== Records for this exercise ==
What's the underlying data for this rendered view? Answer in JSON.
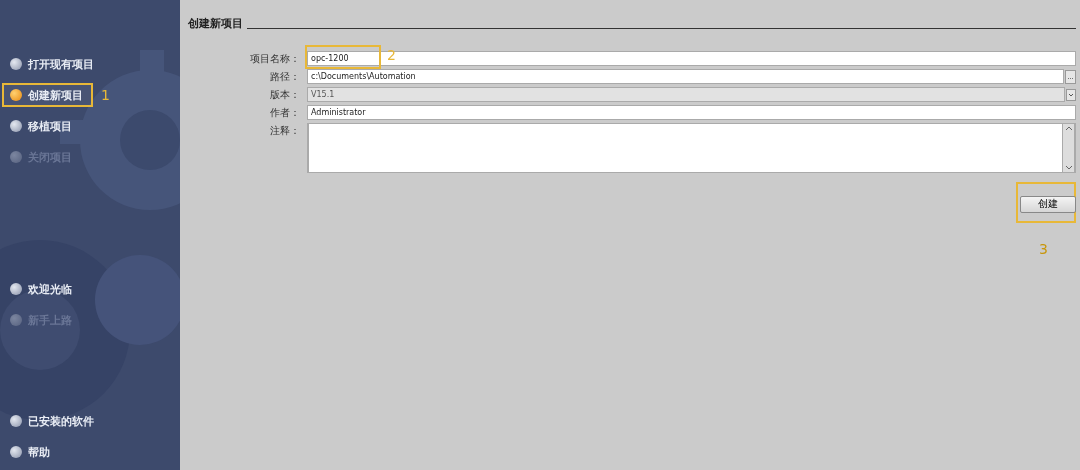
{
  "sidebar": {
    "groups": [
      {
        "items": [
          {
            "label": "打开现有项目",
            "selected": false,
            "disabled": false
          },
          {
            "label": "创建新项目",
            "selected": true,
            "disabled": false,
            "callout": "1"
          },
          {
            "label": "移植项目",
            "selected": false,
            "disabled": false
          },
          {
            "label": "关闭项目",
            "selected": false,
            "disabled": true
          }
        ]
      },
      {
        "items": [
          {
            "label": "欢迎光临",
            "selected": false,
            "disabled": false
          },
          {
            "label": "新手上路",
            "selected": false,
            "disabled": true
          }
        ]
      },
      {
        "items": [
          {
            "label": "已安装的软件",
            "selected": false,
            "disabled": false
          },
          {
            "label": "帮助",
            "selected": false,
            "disabled": false
          }
        ]
      }
    ]
  },
  "panel": {
    "title": "创建新项目",
    "fields": [
      {
        "label": "项目名称：",
        "kind": "text",
        "value": "opc-1200",
        "disabled": false,
        "callout": "2"
      },
      {
        "label": "路径：",
        "kind": "browse",
        "value": "c:\\Documents\\Automation",
        "disabled": false,
        "button": "..."
      },
      {
        "label": "版本：",
        "kind": "dropdown",
        "value": "V15.1",
        "disabled": true
      },
      {
        "label": "作者：",
        "kind": "text",
        "value": "Administrator",
        "disabled": false
      },
      {
        "label": "注释：",
        "kind": "textarea",
        "disabled": false
      }
    ],
    "button": {
      "label": "创建",
      "callout": "3"
    }
  }
}
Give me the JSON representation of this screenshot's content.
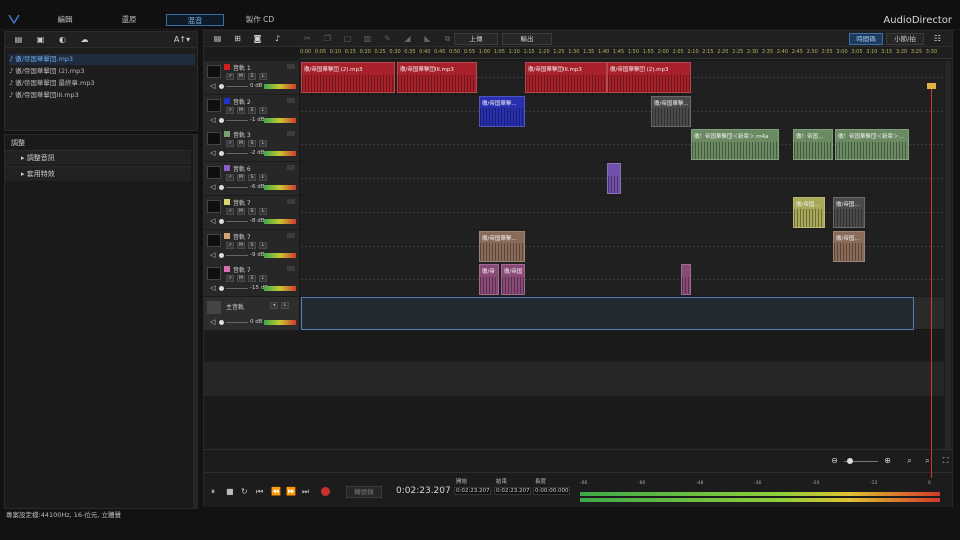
{
  "app": {
    "title": "AudioDirector"
  },
  "tabs": [
    {
      "label": "編輯"
    },
    {
      "label": "還原"
    },
    {
      "label": "混音"
    },
    {
      "label": "製作 CD"
    }
  ],
  "library": {
    "toolbar_right_label": "A↑▾",
    "items": [
      {
        "label": "徹/帝国華擊団.mp3"
      },
      {
        "label": "徹/帝国華擊団 (2).mp3"
      },
      {
        "label": "徹/帝国華擊団 最終章.mp3"
      },
      {
        "label": "徹/帝国華擊団III.mp3"
      }
    ]
  },
  "adjust": {
    "title": "調整",
    "rows": [
      {
        "label": "調整音訊"
      },
      {
        "label": "套用特效"
      }
    ]
  },
  "toolbar": {
    "upload_label": "上傳",
    "export_label": "輸出",
    "timecode_label": "時間碼",
    "bars_label": "小節/拍"
  },
  "ruler": {
    "ticks": [
      "0:00",
      "0:05",
      "0:10",
      "0:15",
      "0:20",
      "0:25",
      "0:30",
      "0:35",
      "0:40",
      "0:45",
      "0:50",
      "0:55",
      "1:00",
      "1:05",
      "1:10",
      "1:15",
      "1:20",
      "1:25",
      "1:30",
      "1:35",
      "1:40",
      "1:45",
      "1:50",
      "1:55",
      "2:00",
      "2:05",
      "2:10",
      "2:15",
      "2:20",
      "2:25",
      "2:30",
      "2:35",
      "2:40",
      "2:45",
      "2:50",
      "2:55",
      "3:00",
      "3:05",
      "3:10",
      "3:15",
      "3:20",
      "3:25",
      "3:30"
    ]
  },
  "tracks": [
    {
      "name": "音軌 1",
      "color": "#d02020",
      "db": "0 dB",
      "clips": [
        {
          "label": "徹/帝国華擊団 (2).mp3",
          "color": "#a8202a"
        },
        {
          "label": "徹/帝国華擊団III.mp3",
          "color": "#a8202a"
        },
        {
          "label": "徹/帝国華擊団III.mp3",
          "color": "#a8202a"
        },
        {
          "label": "徹/帝国華擊団 (2).mp3",
          "color": "#a8202a"
        }
      ]
    },
    {
      "name": "音軌 2",
      "color": "#2030c8",
      "db": "-1 dB",
      "clips": [
        {
          "label": "徹/帝国華擊...",
          "color": "#2830b0"
        },
        {
          "label": "徹/帝国華擊...",
          "color": "#4a4a4a"
        }
      ]
    },
    {
      "name": "音軌 3",
      "color": "#7aa070",
      "db": "-2 dB",
      "clips": [
        {
          "label": "徹！帝国華擊団＜新章＞.m4a",
          "color": "#6a8a62"
        },
        {
          "label": "徹！帝国...",
          "color": "#6a8a62"
        },
        {
          "label": "徹！帝国華擊団＜新章＞...",
          "color": "#6a8a62"
        }
      ]
    },
    {
      "name": "音軌 6",
      "color": "#8a60c0",
      "db": "-6 dB",
      "clips": [
        {
          "label": "",
          "color": "#7050a8"
        }
      ]
    },
    {
      "name": "音軌 7",
      "color": "#d8d870",
      "db": "-8 dB",
      "clips": [
        {
          "label": "徹/帝国...",
          "color": "#a8a858"
        },
        {
          "label": "徹/帝国...",
          "color": "#4a4a4a"
        }
      ]
    },
    {
      "name": "音軌 7",
      "color": "#d8a070",
      "db": "-9 dB",
      "clips": [
        {
          "label": "徹/帝国華擊...",
          "color": "#8a6a58"
        },
        {
          "label": "徹/帝国...",
          "color": "#8a6a58"
        }
      ]
    },
    {
      "name": "音軌 7",
      "color": "#d870b0",
      "db": "-15 dB",
      "clips": [
        {
          "label": "徹/帝",
          "color": "#8a4a78"
        },
        {
          "label": "徹/帝国",
          "color": "#8a4a78"
        },
        {
          "label": "",
          "color": "#8a4a78"
        }
      ]
    }
  ],
  "master": {
    "name": "主音軌",
    "db": "0 dB"
  },
  "transport": {
    "timecode": "0:02:23.207",
    "loop_label": "轉張錄",
    "start_label": "開始",
    "start_value": "0:02:23.207",
    "end_label": "結束",
    "end_value": "0:02:23.207",
    "length_label": "長度",
    "length_value": "0:00:00.000",
    "meter_scale": [
      "-66",
      "-60",
      "-48",
      "-36",
      "-24",
      "-12",
      "0"
    ]
  },
  "status": {
    "text": "專案設定檔:44100Hz, 16-位元, 立體聲"
  },
  "colors": {
    "accent": "#3a6fa8",
    "playhead": "#d83333"
  }
}
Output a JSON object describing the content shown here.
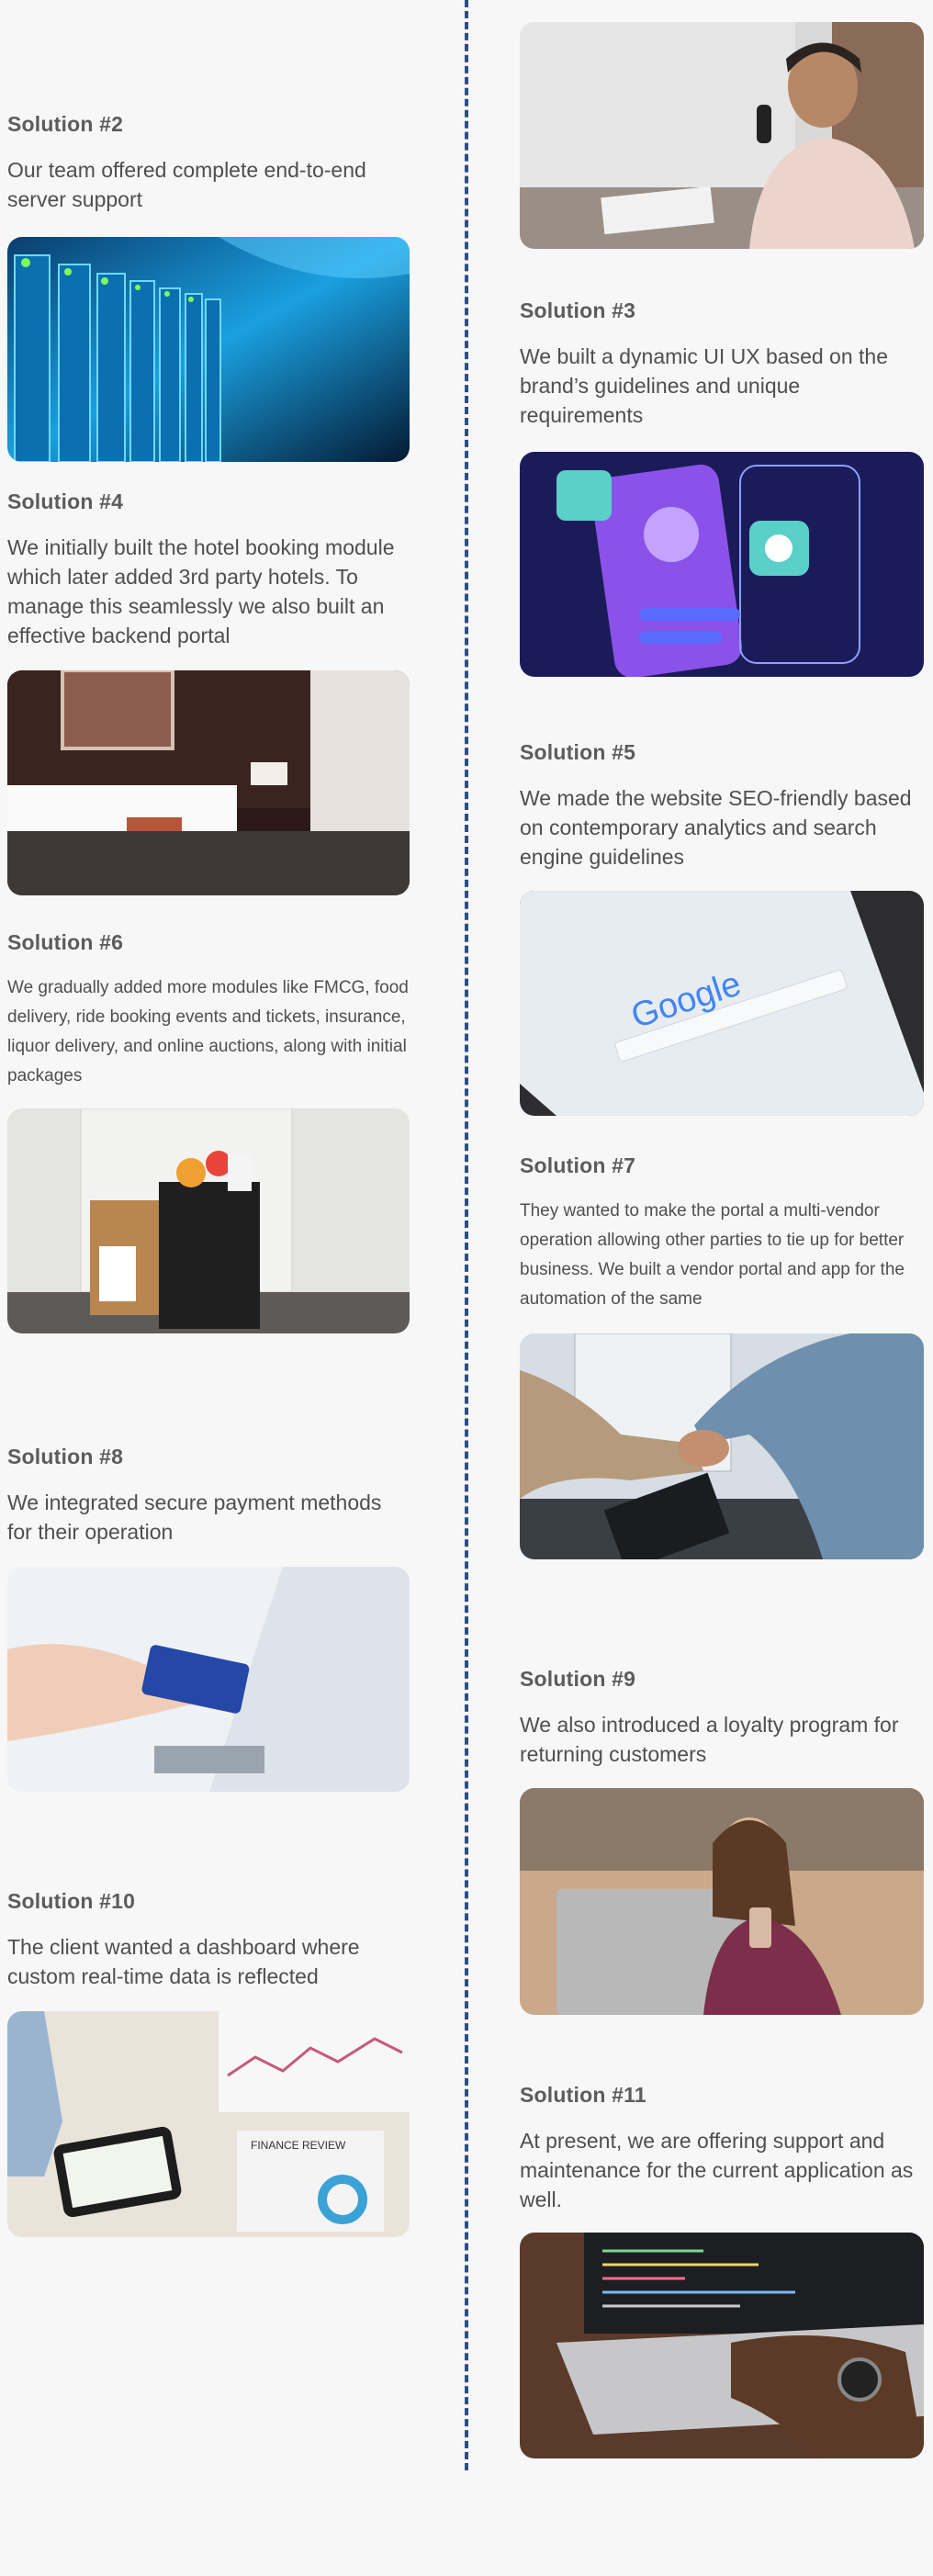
{
  "solutions": {
    "s2": {
      "title": "Solution #2",
      "desc": "Our team offered complete end-to-end server support"
    },
    "s3": {
      "title": "Solution #3",
      "desc": "We built a dynamic UI UX based on the brand’s guidelines and unique requirements"
    },
    "s4": {
      "title": "Solution #4",
      "desc": "We initially built the hotel booking module which later added 3rd party hotels. To manage this seamlessly we also built an effective backend portal"
    },
    "s5": {
      "title": "Solution #5",
      "desc": "We made the website SEO-friendly based on contemporary analytics and search engine guidelines"
    },
    "s6": {
      "title": "Solution #6",
      "desc": "We gradually added more modules like FMCG, food delivery, ride booking events and tickets, insurance, liquor delivery, and online auctions, along with initial packages"
    },
    "s7": {
      "title": "Solution #7",
      "desc": "They wanted to make the portal a multi-vendor operation allowing other parties to tie up for better business. We built a vendor portal and app for the automation of the same"
    },
    "s8": {
      "title": "Solution #8",
      "desc": "We integrated secure payment methods for their operation"
    },
    "s9": {
      "title": "Solution #9",
      "desc": "We also introduced a loyalty program for returning customers"
    },
    "s10": {
      "title": "Solution #10",
      "desc": "The client wanted a dashboard where custom real-time data is reflected"
    },
    "s11": {
      "title": "Solution #11",
      "desc": "At present, we are offering support and maintenance for the current application as well."
    }
  },
  "image_texts": {
    "google_logo": "Google",
    "finance_label": "FINANCE REVIEW"
  },
  "colors": {
    "divider": "#2b4f86",
    "background": "#f7f7f8",
    "title": "#5c5c5c",
    "text": "#4f4f4f"
  }
}
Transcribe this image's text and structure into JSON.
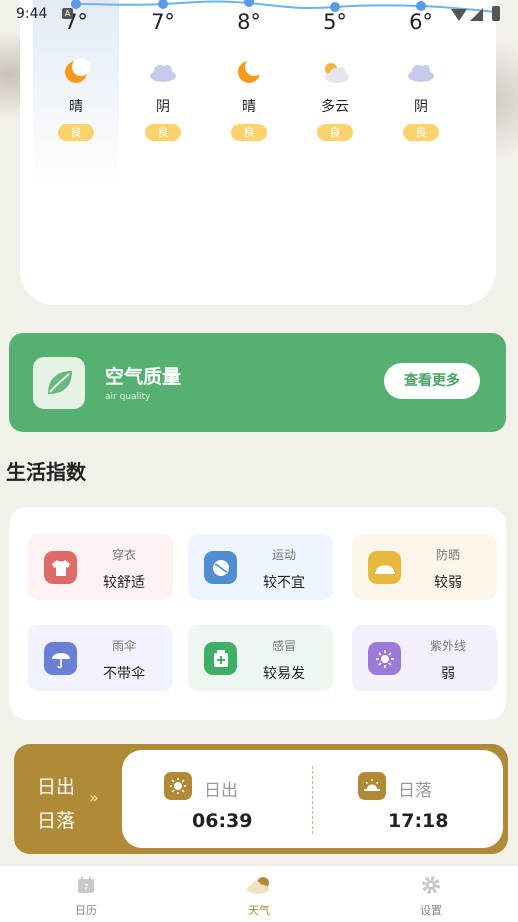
{
  "status_bar": {
    "time": "9:44",
    "notification_badge": "A"
  },
  "forecast": {
    "days": [
      {
        "temp": "7°",
        "icon": "moon-icon",
        "weather": "晴",
        "air_quality": "良"
      },
      {
        "temp": "7°",
        "icon": "cloud-icon",
        "weather": "阴",
        "air_quality": "良"
      },
      {
        "temp": "8°",
        "icon": "moon-icon",
        "weather": "晴",
        "air_quality": "良"
      },
      {
        "temp": "5°",
        "icon": "partly-cloudy-icon",
        "weather": "多云",
        "air_quality": "良"
      },
      {
        "temp": "6°",
        "icon": "cloud-icon",
        "weather": "阴",
        "air_quality": "良"
      }
    ]
  },
  "air_quality": {
    "title": "空气质量",
    "subtitle": "air quality",
    "more_label": "查看更多"
  },
  "life_index": {
    "title": "生活指数",
    "items": [
      {
        "label": "穿衣",
        "value": "较舒适",
        "icon": "clothing-icon",
        "color": "#e06a6a",
        "bg": "#fdf2f2"
      },
      {
        "label": "运动",
        "value": "较不宜",
        "icon": "sport-icon",
        "color": "#4f8fd1",
        "bg": "#eef5fd"
      },
      {
        "label": "防晒",
        "value": "较弱",
        "icon": "sunscreen-icon",
        "color": "#e8b93d",
        "bg": "#fbf6e9"
      },
      {
        "label": "雨伞",
        "value": "不带伞",
        "icon": "umbrella-icon",
        "color": "#6b7fd6",
        "bg": "#f1f3fc"
      },
      {
        "label": "感冒",
        "value": "较易发",
        "icon": "medicine-icon",
        "color": "#3fae67",
        "bg": "#edf7f0"
      },
      {
        "label": "紫外线",
        "value": "弱",
        "icon": "uv-icon",
        "color": "#9b7ad9",
        "bg": "#f3effb"
      }
    ]
  },
  "sun": {
    "side_line1": "日出",
    "side_line2": "日落",
    "sunrise_label": "日出",
    "sunrise_time": "06:39",
    "sunset_label": "日落",
    "sunset_time": "17:18"
  },
  "tabs": [
    {
      "label": "日历",
      "icon": "calendar-icon",
      "active": false
    },
    {
      "label": "天气",
      "icon": "weather-icon",
      "active": true
    },
    {
      "label": "设置",
      "icon": "gear-icon",
      "active": false
    }
  ],
  "colors": {
    "accent": "#b08a36",
    "air_green": "#56b072",
    "aq_badge": "#fad36c",
    "trend_line": "#6ab4ec"
  }
}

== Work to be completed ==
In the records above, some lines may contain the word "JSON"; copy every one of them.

== Task response ==
What's the underlying data for this rendered view? Answer in JSON.
Give me the JSON representation of this screenshot's content.
Output a JSON object describing the content shown here.
Transcribe this image's text and structure into JSON.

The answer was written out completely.